## Data provided
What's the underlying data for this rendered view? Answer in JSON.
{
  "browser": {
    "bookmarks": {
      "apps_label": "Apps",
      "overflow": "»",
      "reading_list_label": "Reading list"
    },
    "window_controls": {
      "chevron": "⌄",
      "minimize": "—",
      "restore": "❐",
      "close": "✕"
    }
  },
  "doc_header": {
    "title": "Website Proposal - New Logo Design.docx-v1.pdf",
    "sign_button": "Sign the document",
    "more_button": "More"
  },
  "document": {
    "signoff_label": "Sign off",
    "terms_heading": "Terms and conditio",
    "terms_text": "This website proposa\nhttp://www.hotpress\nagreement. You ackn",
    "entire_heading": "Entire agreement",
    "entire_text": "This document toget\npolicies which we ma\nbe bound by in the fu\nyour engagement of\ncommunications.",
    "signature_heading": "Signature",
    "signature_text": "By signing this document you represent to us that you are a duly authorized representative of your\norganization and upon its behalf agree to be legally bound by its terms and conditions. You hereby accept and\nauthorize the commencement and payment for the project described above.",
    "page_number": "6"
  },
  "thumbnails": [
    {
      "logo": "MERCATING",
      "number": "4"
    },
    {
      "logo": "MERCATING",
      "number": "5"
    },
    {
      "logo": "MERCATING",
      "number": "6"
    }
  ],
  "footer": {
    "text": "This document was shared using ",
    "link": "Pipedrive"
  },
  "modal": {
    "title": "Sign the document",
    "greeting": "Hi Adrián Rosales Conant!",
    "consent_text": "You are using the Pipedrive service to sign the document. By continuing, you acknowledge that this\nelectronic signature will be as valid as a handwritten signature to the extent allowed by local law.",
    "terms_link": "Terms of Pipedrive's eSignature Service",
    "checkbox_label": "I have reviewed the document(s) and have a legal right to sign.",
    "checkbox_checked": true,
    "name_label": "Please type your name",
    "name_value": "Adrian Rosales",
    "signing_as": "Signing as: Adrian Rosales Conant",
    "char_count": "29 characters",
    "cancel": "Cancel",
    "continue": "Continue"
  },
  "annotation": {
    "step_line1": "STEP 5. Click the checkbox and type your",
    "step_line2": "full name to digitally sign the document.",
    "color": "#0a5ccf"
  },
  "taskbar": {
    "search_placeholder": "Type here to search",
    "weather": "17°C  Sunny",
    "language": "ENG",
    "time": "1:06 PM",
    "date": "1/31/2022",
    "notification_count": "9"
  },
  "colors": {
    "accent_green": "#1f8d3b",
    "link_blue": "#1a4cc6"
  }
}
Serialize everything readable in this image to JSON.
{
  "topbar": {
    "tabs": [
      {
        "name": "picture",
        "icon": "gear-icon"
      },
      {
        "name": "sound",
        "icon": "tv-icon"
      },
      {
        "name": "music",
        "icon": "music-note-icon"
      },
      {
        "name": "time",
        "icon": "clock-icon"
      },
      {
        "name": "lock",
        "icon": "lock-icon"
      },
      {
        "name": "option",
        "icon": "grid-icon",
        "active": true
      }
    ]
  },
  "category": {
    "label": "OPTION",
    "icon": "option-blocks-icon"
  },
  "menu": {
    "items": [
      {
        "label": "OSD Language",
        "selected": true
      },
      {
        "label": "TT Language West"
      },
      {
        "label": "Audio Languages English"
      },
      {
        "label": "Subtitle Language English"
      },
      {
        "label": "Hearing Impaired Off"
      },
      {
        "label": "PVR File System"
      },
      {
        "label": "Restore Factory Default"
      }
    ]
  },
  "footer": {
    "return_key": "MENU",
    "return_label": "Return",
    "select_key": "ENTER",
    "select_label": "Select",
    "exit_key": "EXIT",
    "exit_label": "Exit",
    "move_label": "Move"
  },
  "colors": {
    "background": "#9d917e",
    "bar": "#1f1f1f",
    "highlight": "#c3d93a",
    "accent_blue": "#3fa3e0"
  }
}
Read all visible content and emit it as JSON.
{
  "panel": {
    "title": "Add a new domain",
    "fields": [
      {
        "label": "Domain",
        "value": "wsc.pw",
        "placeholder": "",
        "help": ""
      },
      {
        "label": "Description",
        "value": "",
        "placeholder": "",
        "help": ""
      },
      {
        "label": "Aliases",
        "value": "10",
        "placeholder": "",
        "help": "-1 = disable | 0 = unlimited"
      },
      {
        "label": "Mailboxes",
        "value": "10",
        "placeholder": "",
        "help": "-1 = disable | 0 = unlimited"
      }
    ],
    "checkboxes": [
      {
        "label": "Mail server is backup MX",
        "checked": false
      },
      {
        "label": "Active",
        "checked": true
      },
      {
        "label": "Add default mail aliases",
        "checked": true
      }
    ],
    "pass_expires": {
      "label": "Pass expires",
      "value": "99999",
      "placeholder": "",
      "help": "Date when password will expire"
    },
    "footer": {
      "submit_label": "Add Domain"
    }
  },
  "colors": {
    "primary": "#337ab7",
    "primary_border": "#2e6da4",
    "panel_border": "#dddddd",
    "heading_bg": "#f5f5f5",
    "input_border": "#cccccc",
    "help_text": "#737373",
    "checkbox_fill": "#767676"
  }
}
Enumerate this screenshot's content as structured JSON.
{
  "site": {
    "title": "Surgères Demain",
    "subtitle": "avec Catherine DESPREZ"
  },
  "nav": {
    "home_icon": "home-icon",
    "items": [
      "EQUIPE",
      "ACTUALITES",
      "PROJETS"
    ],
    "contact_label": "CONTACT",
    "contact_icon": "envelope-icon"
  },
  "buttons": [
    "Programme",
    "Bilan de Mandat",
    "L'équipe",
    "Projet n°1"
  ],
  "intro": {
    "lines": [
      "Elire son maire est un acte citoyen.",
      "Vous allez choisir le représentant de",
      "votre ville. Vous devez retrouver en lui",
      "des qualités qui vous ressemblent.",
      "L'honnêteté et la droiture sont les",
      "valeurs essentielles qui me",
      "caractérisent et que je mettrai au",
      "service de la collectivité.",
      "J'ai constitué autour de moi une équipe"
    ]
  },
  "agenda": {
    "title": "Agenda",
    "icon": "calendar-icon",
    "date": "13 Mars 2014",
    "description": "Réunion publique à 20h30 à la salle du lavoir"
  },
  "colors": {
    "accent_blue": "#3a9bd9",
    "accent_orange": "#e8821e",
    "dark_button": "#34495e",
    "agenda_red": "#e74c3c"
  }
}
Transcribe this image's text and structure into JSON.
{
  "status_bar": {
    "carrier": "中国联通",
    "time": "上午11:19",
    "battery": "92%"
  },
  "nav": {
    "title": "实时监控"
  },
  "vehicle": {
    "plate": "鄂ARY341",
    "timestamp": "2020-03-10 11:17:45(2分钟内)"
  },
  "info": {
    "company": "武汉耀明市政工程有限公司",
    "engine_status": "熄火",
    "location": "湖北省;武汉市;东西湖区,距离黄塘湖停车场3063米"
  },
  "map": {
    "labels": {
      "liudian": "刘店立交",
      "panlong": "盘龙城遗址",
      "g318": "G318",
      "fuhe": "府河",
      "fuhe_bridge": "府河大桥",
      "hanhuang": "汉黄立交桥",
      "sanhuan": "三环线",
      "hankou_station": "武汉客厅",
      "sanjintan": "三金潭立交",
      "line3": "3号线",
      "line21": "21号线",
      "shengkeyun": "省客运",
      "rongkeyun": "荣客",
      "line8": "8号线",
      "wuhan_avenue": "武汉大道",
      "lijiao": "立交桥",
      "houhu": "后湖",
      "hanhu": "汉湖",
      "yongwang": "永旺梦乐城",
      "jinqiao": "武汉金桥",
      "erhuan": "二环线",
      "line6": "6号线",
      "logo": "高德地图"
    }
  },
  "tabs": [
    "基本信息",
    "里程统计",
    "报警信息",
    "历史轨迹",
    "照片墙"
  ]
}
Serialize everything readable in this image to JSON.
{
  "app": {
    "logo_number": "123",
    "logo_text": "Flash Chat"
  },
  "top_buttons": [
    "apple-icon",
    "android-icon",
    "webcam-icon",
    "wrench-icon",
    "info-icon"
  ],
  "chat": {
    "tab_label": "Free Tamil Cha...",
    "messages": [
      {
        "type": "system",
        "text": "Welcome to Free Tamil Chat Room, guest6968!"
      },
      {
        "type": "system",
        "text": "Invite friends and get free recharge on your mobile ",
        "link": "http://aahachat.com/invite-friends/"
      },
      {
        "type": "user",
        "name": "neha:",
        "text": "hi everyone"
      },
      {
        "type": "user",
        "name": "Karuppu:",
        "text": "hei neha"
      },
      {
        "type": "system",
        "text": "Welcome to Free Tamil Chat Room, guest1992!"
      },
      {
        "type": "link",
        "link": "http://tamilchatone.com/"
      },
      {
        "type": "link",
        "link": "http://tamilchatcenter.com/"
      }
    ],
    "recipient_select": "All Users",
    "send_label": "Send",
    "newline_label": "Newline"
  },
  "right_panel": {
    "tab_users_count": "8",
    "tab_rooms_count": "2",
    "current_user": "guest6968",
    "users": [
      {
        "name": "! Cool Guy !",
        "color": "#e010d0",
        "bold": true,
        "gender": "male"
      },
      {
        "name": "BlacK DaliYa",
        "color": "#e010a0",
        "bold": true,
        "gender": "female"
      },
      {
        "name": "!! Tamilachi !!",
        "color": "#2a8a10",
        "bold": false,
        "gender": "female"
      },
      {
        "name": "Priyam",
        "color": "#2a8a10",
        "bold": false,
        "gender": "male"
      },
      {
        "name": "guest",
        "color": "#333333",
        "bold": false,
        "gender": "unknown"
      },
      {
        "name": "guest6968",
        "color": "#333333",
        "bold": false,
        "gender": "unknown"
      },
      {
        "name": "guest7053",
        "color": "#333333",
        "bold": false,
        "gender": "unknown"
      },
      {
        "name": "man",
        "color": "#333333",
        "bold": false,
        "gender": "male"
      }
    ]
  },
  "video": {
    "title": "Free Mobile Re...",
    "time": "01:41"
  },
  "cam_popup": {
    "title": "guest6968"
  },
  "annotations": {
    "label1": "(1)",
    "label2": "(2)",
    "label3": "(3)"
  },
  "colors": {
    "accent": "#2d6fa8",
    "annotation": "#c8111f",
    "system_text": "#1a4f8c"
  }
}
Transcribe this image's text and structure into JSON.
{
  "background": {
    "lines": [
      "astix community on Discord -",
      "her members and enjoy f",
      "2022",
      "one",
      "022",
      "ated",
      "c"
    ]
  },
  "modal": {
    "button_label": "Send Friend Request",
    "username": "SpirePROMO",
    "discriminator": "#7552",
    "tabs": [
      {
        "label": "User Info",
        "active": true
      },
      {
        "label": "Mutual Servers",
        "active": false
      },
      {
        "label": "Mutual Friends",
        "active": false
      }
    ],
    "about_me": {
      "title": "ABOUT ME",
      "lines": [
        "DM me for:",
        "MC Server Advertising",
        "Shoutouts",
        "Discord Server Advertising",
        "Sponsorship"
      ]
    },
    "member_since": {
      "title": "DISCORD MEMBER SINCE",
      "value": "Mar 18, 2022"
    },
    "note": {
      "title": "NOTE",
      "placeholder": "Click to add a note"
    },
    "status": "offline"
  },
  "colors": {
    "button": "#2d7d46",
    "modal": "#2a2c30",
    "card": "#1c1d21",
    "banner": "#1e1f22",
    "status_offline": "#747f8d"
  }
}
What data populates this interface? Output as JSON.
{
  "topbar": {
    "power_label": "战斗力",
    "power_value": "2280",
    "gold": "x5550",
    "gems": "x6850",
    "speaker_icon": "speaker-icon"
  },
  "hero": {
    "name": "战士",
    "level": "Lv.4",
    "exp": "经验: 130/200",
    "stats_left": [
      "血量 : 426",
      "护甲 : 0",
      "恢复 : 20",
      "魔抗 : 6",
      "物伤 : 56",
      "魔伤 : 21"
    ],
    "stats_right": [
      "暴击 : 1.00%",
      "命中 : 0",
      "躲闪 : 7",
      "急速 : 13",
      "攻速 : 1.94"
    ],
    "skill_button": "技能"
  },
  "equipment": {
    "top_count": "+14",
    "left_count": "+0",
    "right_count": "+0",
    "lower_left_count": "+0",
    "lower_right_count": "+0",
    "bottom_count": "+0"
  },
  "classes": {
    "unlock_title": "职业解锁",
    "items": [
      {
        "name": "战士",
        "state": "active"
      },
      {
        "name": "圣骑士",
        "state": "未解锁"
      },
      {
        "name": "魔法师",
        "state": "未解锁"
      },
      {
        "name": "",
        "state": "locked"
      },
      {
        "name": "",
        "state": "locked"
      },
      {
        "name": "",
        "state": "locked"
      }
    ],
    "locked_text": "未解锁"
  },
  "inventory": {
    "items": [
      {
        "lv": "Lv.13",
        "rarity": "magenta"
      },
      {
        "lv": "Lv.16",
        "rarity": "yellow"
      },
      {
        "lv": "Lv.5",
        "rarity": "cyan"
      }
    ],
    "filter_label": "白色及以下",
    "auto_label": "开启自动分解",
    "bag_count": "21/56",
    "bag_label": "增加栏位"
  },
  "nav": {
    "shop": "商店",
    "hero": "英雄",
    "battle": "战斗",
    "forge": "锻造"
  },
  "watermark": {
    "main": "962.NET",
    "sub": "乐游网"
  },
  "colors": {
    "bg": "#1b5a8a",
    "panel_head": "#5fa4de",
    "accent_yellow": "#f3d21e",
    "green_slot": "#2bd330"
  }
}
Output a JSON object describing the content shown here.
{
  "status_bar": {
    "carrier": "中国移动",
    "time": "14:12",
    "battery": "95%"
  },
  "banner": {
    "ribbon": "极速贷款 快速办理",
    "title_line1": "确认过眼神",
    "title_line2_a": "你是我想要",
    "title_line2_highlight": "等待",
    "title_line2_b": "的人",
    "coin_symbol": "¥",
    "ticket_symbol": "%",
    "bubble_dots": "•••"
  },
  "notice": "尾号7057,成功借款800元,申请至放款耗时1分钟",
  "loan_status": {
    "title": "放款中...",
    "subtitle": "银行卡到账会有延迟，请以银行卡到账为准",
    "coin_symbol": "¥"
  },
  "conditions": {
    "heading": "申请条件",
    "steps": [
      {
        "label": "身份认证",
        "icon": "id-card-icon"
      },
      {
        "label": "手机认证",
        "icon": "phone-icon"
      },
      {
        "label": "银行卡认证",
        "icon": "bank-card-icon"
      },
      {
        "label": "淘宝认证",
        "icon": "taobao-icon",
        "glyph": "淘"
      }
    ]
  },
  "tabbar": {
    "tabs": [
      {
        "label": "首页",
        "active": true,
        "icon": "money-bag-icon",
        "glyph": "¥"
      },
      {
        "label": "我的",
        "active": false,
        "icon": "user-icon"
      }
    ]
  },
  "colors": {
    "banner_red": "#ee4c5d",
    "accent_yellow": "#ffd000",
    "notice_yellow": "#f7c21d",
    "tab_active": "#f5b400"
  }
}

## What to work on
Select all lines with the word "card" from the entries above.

## Reply to the task
    "card": "#1c1d21",
        "icon": "id-card-icon"
        "icon": "bank-card-icon"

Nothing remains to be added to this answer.